Submitted January 12, 2015
Appeal from United States District Court for the Western District of Missouri - Springfield.
For United States of America, Plaintiff - Appellee: Philip M. Koppe, Assistant U.S. Attorney, U.S. ATTORNEY'S OFFICE, Kansas City, MO; Gary K. Milligan, Assistant U.S. Attorney, U.S. ATTORNEY'S OFFICE, Springfield, MO.
For Michael Robert Jett, Defendant - Appellant: Nathan Duncan, DOUGLAS & HAUN, Bolivar, MO.
Michael Robert Jett, Defendant - Appellant, Pro se, Fort Worth, TX.
Before SMITH, BENTON, and SHEPHERD, Circuit Judges.
SHEPHERD, Circuit Judge.
Michael Jett pled guilty to one count of making a false claim against the government, in violation of 18 U.S.C. § 287. After sentencing, Jett moved to have his sentence vacated and/or corrected pursuant to Federal Rule of Criminal Procedure 35(a), arguing he received ineffective assistance of counsel and thus an improperly high sentence because his sentencing counsel failed to raise various mitigating factors. The district court denied Jett's motion. Jett now appeals that denial, arguinghis case should be remanded for resentencing. Because Rule 35(a) may not be used to vacate and amend a sentence based on a claim of ineffective assistance of counsel, we affirm the district court's denial of Jett's motion.
In December 2013, Jett was charged with one count of making a false claim against the government for filing false or fraudulent tax returns. Jett pled guilty to the count. In his plea agreement, Jett expressly waived his right to appeal his sentence, directly or collaterally, on any ground except claims of ineffective assistance of counsel, prosecutorial misconduct, or an illegal sentence.
The district court sentenced Jett to 24 months imprisonment with 3 years supervised release. After sentencing, but before he was taken into custody, Jett filed a Rule 35(a) motion, asking the district court to vacate and/or correct his sentence based on his claim that he received ineffective assistance of counsel at sentencing. The district court considered the merits of Jett's motion and denied it, noting that Jett's sentencing counsel filed relevant motions that addressed the precise issues he claimed his counsel failed to address and that the court thoroughly considered the information in those motions in determining the appropriate sentence. Jett now appeals the district court's merits decision, again arguing his case should be remanded for resentencing because he received ineffective assistance of counsel.

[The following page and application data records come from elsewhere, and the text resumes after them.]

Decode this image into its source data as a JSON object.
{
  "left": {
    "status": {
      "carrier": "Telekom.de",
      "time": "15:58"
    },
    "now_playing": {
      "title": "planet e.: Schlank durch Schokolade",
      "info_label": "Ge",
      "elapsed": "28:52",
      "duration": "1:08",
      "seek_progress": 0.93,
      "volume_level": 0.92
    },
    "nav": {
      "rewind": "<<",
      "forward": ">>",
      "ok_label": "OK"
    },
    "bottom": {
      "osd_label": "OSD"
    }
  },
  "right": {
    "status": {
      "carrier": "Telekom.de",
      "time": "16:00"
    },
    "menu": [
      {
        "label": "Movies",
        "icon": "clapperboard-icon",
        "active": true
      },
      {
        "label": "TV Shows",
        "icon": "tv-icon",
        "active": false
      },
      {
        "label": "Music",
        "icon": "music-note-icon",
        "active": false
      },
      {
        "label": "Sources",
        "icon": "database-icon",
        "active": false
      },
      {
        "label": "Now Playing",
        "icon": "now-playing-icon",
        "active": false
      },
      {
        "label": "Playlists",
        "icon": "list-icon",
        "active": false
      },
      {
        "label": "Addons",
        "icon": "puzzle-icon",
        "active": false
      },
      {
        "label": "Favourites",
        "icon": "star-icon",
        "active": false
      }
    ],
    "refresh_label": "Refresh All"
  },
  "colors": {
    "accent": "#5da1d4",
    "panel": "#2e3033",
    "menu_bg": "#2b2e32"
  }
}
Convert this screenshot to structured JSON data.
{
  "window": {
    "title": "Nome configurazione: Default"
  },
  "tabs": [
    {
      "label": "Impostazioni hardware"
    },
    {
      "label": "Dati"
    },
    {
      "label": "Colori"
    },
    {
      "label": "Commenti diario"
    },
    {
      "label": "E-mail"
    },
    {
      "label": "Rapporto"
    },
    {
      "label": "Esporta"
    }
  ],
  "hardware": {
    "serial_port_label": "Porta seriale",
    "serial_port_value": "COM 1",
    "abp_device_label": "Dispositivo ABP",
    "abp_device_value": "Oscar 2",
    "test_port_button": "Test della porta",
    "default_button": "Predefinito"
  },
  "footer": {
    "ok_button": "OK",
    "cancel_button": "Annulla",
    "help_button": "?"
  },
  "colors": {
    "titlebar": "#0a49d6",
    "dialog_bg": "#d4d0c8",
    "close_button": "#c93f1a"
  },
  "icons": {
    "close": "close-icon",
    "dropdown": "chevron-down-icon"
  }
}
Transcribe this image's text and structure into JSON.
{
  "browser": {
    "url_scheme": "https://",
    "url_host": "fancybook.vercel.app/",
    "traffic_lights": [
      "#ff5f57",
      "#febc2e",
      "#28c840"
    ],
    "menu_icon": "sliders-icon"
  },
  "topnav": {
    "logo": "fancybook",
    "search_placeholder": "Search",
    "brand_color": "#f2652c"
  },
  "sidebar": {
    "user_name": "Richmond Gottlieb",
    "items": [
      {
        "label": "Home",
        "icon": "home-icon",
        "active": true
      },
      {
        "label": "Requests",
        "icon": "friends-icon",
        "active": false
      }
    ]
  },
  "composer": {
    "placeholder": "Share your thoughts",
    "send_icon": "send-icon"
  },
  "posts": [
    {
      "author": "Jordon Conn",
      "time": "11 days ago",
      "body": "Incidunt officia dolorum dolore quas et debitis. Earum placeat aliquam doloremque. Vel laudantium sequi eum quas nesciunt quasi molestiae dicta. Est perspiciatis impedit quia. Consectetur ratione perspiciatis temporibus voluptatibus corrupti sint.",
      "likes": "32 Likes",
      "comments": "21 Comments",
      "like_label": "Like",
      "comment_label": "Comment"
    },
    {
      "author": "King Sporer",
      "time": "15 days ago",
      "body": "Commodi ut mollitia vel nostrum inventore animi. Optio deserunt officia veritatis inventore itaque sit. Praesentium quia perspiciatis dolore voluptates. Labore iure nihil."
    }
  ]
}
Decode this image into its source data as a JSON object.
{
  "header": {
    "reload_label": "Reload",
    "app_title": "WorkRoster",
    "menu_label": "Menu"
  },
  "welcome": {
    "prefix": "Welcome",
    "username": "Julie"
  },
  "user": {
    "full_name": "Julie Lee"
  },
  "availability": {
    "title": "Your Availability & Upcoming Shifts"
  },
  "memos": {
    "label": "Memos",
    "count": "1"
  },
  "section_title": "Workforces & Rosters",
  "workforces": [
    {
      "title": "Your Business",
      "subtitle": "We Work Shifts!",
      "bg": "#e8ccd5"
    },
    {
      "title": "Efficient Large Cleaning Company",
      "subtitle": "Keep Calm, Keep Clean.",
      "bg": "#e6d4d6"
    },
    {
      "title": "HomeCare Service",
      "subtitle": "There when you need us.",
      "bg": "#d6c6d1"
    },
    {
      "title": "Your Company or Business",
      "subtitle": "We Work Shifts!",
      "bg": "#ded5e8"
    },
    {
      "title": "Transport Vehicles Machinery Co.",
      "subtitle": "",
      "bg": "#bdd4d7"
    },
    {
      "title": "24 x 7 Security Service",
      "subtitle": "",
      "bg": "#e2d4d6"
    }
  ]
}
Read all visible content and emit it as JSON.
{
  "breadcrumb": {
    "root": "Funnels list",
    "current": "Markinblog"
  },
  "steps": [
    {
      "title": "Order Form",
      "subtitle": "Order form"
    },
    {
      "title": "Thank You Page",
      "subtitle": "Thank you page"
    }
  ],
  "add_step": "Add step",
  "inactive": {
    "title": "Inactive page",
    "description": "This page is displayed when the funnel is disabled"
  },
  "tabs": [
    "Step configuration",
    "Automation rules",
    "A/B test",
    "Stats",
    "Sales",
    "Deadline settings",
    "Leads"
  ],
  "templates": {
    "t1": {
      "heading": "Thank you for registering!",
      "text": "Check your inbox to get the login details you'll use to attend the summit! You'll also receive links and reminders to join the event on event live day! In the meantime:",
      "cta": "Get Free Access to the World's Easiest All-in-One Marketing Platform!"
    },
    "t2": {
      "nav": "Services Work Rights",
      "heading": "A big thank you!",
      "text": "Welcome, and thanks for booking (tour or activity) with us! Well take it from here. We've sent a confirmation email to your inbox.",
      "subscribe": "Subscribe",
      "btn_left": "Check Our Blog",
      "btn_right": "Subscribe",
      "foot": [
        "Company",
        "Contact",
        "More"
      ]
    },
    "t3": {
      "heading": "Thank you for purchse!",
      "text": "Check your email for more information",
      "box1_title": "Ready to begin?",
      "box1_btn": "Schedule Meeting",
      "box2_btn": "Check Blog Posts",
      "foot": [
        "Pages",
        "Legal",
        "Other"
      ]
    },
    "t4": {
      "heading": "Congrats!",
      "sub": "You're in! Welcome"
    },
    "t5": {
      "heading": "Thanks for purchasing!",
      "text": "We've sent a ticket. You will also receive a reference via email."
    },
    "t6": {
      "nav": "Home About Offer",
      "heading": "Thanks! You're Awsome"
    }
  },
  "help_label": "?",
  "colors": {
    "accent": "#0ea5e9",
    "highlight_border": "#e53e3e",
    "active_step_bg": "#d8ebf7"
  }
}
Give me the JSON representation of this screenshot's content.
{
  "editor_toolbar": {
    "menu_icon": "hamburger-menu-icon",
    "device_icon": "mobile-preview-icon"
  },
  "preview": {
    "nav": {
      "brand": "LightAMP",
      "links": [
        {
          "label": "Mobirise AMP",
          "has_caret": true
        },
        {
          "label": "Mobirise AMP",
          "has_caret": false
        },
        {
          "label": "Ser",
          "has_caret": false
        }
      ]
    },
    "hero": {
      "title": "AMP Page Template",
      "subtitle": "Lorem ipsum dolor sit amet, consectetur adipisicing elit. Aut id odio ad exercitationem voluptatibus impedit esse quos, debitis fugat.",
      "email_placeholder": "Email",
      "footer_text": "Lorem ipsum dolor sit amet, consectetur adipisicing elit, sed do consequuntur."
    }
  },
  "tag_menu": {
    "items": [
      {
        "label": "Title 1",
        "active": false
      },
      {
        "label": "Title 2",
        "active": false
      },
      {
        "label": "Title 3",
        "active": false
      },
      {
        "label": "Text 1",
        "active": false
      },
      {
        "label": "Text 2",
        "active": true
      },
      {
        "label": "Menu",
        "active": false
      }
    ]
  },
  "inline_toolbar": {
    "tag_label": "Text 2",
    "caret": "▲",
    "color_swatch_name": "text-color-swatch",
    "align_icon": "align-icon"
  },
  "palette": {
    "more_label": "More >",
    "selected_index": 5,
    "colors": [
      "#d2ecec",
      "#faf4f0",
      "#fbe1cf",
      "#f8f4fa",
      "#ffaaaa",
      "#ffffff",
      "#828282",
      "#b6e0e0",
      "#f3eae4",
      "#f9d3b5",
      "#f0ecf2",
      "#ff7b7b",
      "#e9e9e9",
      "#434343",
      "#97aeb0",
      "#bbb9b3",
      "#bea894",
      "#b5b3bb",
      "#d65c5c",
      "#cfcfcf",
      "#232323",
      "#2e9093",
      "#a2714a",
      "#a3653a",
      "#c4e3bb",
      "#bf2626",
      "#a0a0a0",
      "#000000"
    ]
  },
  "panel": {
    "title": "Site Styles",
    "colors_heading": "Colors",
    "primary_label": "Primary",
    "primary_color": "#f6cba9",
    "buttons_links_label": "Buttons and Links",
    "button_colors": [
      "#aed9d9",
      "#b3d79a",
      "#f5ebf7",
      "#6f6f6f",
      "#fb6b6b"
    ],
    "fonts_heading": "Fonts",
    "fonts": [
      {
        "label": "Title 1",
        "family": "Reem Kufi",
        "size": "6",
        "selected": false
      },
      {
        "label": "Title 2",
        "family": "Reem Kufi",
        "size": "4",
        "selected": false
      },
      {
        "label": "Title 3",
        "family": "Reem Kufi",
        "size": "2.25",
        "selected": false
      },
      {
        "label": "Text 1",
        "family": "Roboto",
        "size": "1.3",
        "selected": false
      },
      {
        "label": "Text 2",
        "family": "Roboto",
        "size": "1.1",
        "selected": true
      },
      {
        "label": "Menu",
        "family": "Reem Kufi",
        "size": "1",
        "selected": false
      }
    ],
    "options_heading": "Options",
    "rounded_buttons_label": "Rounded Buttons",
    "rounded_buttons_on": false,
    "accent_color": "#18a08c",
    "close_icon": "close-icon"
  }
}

Though Jett's argument focuses on the merits of his ineffective assistance claim, we must first consider whether he could properly bring this claim under Rule 35(a). We review questions of law presented in Rule 35 motions de novo. Un ...